What the task requires: The records are to be reproduced verbatim.

Dataset records

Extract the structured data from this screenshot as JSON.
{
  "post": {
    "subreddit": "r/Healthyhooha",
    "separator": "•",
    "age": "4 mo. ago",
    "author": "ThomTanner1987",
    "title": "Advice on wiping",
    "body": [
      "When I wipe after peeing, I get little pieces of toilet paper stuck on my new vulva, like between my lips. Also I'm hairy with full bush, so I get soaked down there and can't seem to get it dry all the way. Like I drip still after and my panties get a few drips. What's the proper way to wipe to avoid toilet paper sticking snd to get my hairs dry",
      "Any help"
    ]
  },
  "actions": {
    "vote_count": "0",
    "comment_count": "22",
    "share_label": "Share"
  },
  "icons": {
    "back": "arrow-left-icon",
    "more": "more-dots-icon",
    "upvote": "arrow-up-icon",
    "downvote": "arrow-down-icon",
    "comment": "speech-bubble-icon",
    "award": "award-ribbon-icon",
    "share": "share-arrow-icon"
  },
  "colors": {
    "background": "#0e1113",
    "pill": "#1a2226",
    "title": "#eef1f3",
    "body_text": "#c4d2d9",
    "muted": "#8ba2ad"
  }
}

Response to this exercise:
Extract the structured data from this screenshot as JSON.
{
  "post": {
    "subreddit": "r/Healthyhooha",
    "separator": "•",
    "age": "4 mo. ago",
    "author": "ThomTanner1987",
    "title": "Advice on wiping",
    "body": [
      "When I wipe after peeing, I get little pieces of toilet paper stuck on my new vulva, like between my lips. Also I'm hairy with full bush, so I get soaked down there and can't seem to get it dry all the way. Like I drip still after and my panties get a few drips. What's the proper way to wipe to avoid toilet paper sticking snd to get my hairs dry",
      "Any help"
    ]
  },
  "actions": {
    "vote_count": "0",
    "comment_count": "22",
    "share_label": "Share"
  },
  "icons": {
    "back": "arrow-left-icon",
    "more": "more-dots-icon",
    "upvote": "arrow-up-icon",
    "downvote": "arrow-down-icon",
    "comment": "speech-bubble-icon",
    "award": "award-ribbon-icon",
    "share": "share-arrow-icon"
  },
  "colors": {
    "background": "#0e1113",
    "pill": "#1a2226",
    "title": "#eef1f3",
    "body_text": "#c4d2d9",
    "muted": "#8ba2ad"
  }
}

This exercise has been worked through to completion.